There are always going to be some go-to assays. FLIPR from Molecular Devices, for calcium flux, has been a tremendously useful tool — both in high-throughput and follow-up assays. We use a number of different formats for cyclic-AMP. But we also have some very specialized cell-based assays in the therapeutic areas, and some of those are amenable to higher-throughput, or robotics. We just did some work last year with Dr. Grace Ju here at Roche, in order to automate the pipetting of cells in oncology into soft agar. If we can do this in higher throughput, it means we can test more compounds for their ability to inhibit the three-dimensional growth of cancer cells in soft agar; whereas when we were doing that with hand pipetting, and trying to carefully control the temperatures within beakers and so forth, it was very hard to do that — to work in that temperature and time window.

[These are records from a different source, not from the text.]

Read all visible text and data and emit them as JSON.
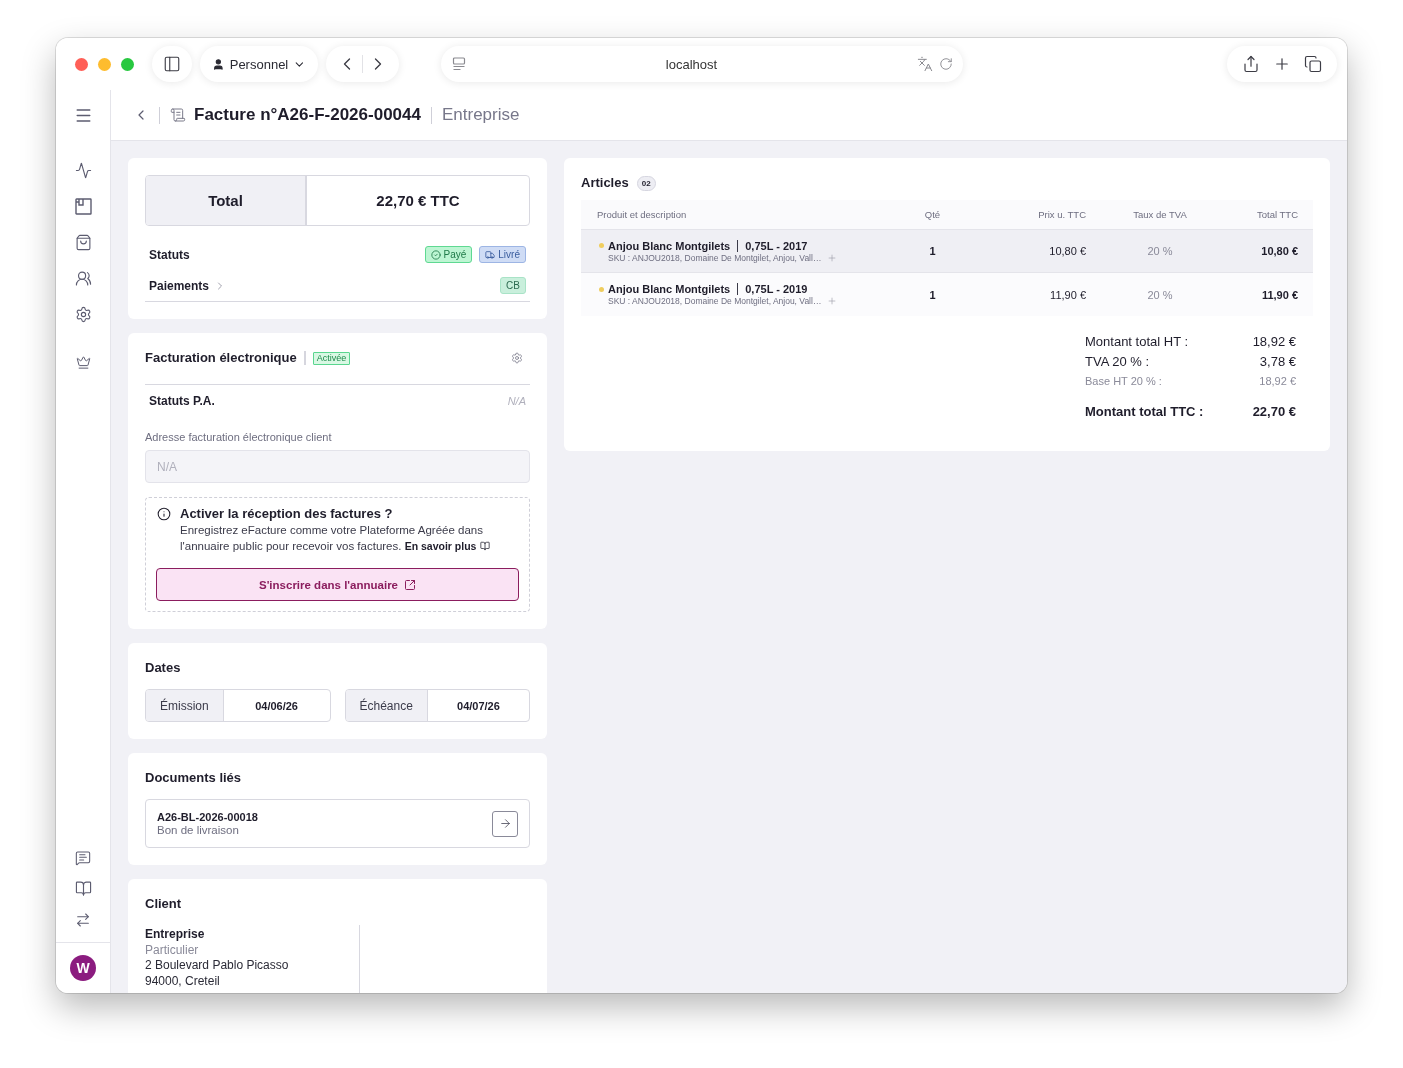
{
  "browser": {
    "profile": "Personnel",
    "address": "localhost"
  },
  "header": {
    "title": "Facture n°A26-F-2026-00044",
    "subtitle": "Entreprise"
  },
  "sidebar": {
    "avatar": "W"
  },
  "summary": {
    "total_label": "Total",
    "total_value": "22,70 € TTC",
    "rows": [
      {
        "kind": "plain",
        "label": "Statuts",
        "badges": [
          {
            "kind": "paid",
            "text": "Payé"
          },
          {
            "kind": "delivered",
            "text": "Livré"
          }
        ]
      },
      {
        "kind": "link",
        "label": "Paiements",
        "badges": [
          {
            "kind": "method",
            "text": "CB"
          }
        ]
      }
    ]
  },
  "e_invoicing": {
    "title": "Facturation électronique",
    "status": "Activée",
    "pa_status": {
      "label": "Statuts P.A.",
      "value": "N/A"
    },
    "address": {
      "label": "Adresse facturation électronique client",
      "placeholder": "N/A"
    },
    "notice": {
      "title": "Activer la réception des factures ?",
      "text": "Enregistrez eFacture comme votre Plateforme Agréée dans l'annuaire public pour recevoir vos factures.",
      "link": "En savoir plus",
      "button": "S'inscrire dans l'annuaire"
    }
  },
  "dates": {
    "title": "Dates",
    "items": [
      {
        "label": "Émission",
        "value": "04/06/26"
      },
      {
        "label": "Échéance",
        "value": "04/07/26"
      }
    ]
  },
  "linked_documents": {
    "title": "Documents liés",
    "items": [
      {
        "number": "A26-BL-2026-00018",
        "type": "Bon de livraison"
      }
    ]
  },
  "client": {
    "title": "Client",
    "name": "Entreprise",
    "type": "Particulier",
    "address_lines": [
      "2 Boulevard Pablo Picasso",
      "94000, Creteil"
    ]
  },
  "articles": {
    "title": "Articles",
    "count": "02",
    "columns": [
      "Produit et description",
      "Qté",
      "Prix u. TTC",
      "Taux de TVA",
      "Total TTC"
    ],
    "rows": [
      {
        "name": "Anjou Blanc Montgilets",
        "variant": "0,75L - 2017",
        "sku": "SKU : ANJOU2018, Domaine De Montgilet, Anjou, Vall…",
        "qty": "1",
        "unit_price": "10,80 €",
        "vat": "20 %",
        "total": "10,80 €",
        "highlighted": true
      },
      {
        "name": "Anjou Blanc Montgilets",
        "variant": "0,75L - 2019",
        "sku": "SKU : ANJOU2018, Domaine De Montgilet, Anjou, Vall…",
        "qty": "1",
        "unit_price": "11,90 €",
        "vat": "20 %",
        "total": "11,90 €",
        "highlighted": false
      }
    ],
    "totals": [
      {
        "kind": "main",
        "label": "Montant total HT :",
        "value": "18,92 €"
      },
      {
        "kind": "main",
        "label": "TVA 20 % :",
        "value": "3,78 €"
      },
      {
        "kind": "sub",
        "label": "Base HT 20 % :",
        "value": "18,92 €"
      },
      {
        "kind": "grand",
        "label": "Montant total TTC :",
        "value": "22,70 €"
      }
    ]
  }
}
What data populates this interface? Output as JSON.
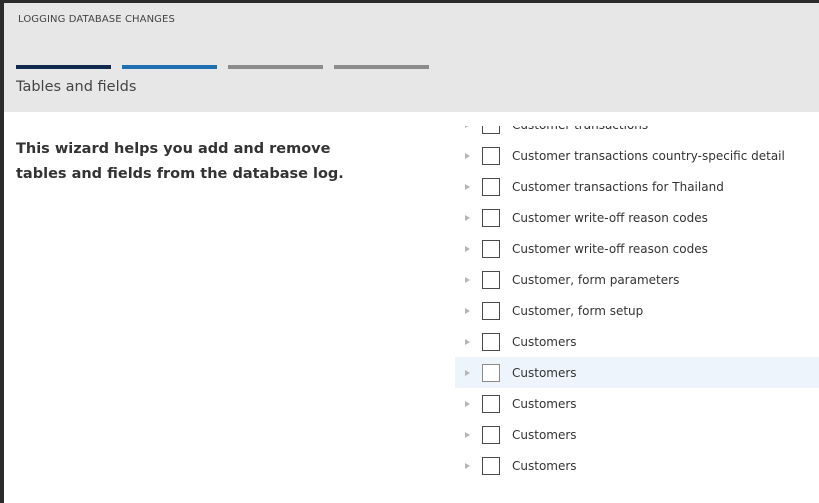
{
  "wizard": {
    "name": "LOGGING DATABASE CHANGES",
    "step_title": "Tables and fields",
    "step_colors": [
      "#0f2a4d",
      "#1f6fb2",
      "#8c8c8c",
      "#8c8c8c"
    ]
  },
  "intro": {
    "text": "This wizard helps you add and remove tables and fields from the database log."
  },
  "tree": {
    "rows": [
      {
        "label": "Customer transactions",
        "selected": false,
        "highlighted": false
      },
      {
        "label": "Customer transactions country-specific detail",
        "selected": false,
        "highlighted": false
      },
      {
        "label": "Customer transactions for Thailand",
        "selected": false,
        "highlighted": false
      },
      {
        "label": "Customer write-off reason codes",
        "selected": false,
        "highlighted": false
      },
      {
        "label": "Customer write-off reason codes",
        "selected": false,
        "highlighted": false
      },
      {
        "label": "Customer, form parameters",
        "selected": false,
        "highlighted": false
      },
      {
        "label": "Customer, form setup",
        "selected": false,
        "highlighted": false
      },
      {
        "label": "Customers",
        "selected": false,
        "highlighted": false
      },
      {
        "label": "Customers",
        "selected": false,
        "highlighted": true
      },
      {
        "label": "Customers",
        "selected": false,
        "highlighted": false
      },
      {
        "label": "Customers",
        "selected": false,
        "highlighted": false
      },
      {
        "label": "Customers",
        "selected": false,
        "highlighted": false
      }
    ]
  },
  "icons": {
    "expander": "chevron-right-icon",
    "checkbox": "checkbox-icon"
  }
}
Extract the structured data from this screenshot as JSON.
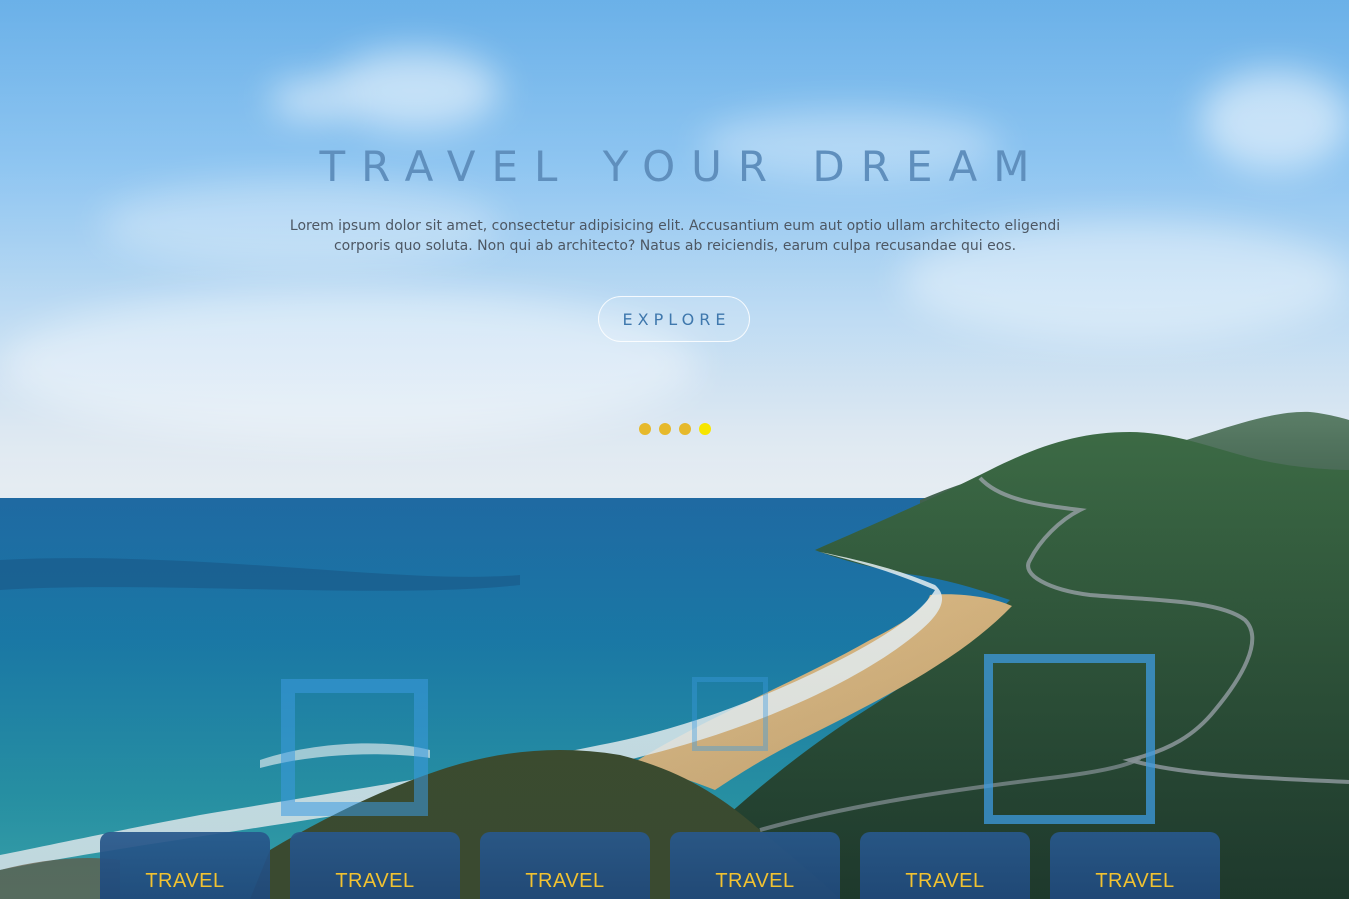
{
  "hero": {
    "title": "TRAVEL YOUR DREAM",
    "description": "Lorem ipsum dolor sit amet, consectetur adipisicing elit. Accusantium eum aut optio ullam architecto eligendi corporis quo soluta. Non qui ab architecto? Natus ab reiciendis, earum culpa recusandae qui eos.",
    "cta_label": "EXPLORE"
  },
  "slider": {
    "dot_count": 4,
    "active_index": 3,
    "dot_color": "#e6b92c",
    "active_color": "#f7e600"
  },
  "cards": [
    {
      "label": "TRAVEL"
    },
    {
      "label": "TRAVEL"
    },
    {
      "label": "TRAVEL"
    },
    {
      "label": "TRAVEL"
    },
    {
      "label": "TRAVEL"
    },
    {
      "label": "TRAVEL"
    }
  ],
  "colors": {
    "title": "#5f8fbd",
    "card_bg": "#285a8c",
    "card_text": "#f2c230",
    "square_outline": "#3d9be0"
  }
}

Now we’ve worked with Titertek [of Huntsville, Ala.] — they have an instrument, the MAP-C Agar Dispensing Unit, that will dispense the soft agar, and they have reservoirs and fluid lines that are controlled temperature-wise, so we can do a lot more before the agar hardens and before we kill the cells. So that’s just one example of taking a low, slow assay, and making it higher throughput in a meaningful way to the therapeutic area. We also have therapeutic areas such as inflammation and metabolic disease, and within metabolic disease, there are some assays now that we’re doing around very specific cell types, like adipocytes or muscle cells or hepatocytes, because those are the cell types that we want to query based on the targets that we’re doing.
What do pharmaceutical researchers still want to see from cell-based assays technology vendors, either in terms of instrumentation, assay technology, or other things?
It’s pretty good [right now] in that people can go so far, but we do need the front advanced. If you just take high-content screening, or high-content imaging, there are some very good instruments out there by a dozen different manufacturers, so that gives you the choice between using a laser line-scanning instrument, a conventional microscope, or a 3-D confocal microscope, either in low or high throughput. But we’re just now getting better with all of the reagents and tools associated — the fluorescent tags, the fluorescent proteins, antibodies, things like quantum dots, and further on, it’s a different data set. So in the past, we only had endpoint numerical data, but now we’ve got image data. And those data files are much bigger, and you sort them differently. You can’t really sort an image file based on ascending or descending order; you have to choose an object characteristic to sort. Now what we really need are the images associated with the numerical data in ways that are compound-centric in the retrieval. In biotech and pharma, everything depends on the compound. We want to look up the data based on what that compound did, and then construct a time profile of all the assays and all the activities associated with that compound. So the data sets, meta tables, data management, and data mining tools really have to catch up with the rest of the query technology in imaging to really make it most useful. I chose HCS as an example for improvements, but we could go right through the industry naming things that could be better. [For example], these are the early days of high-throughput ion-channel work, and there are only a handful of companies. But I think they’re at the stage where high-content companies were a few years ago, and we’re going to see some really seminal advancements there, to make HCS for ion channels into HTS, and then get better definition, more like the gold standard of microelectrode physiology, in an automated way.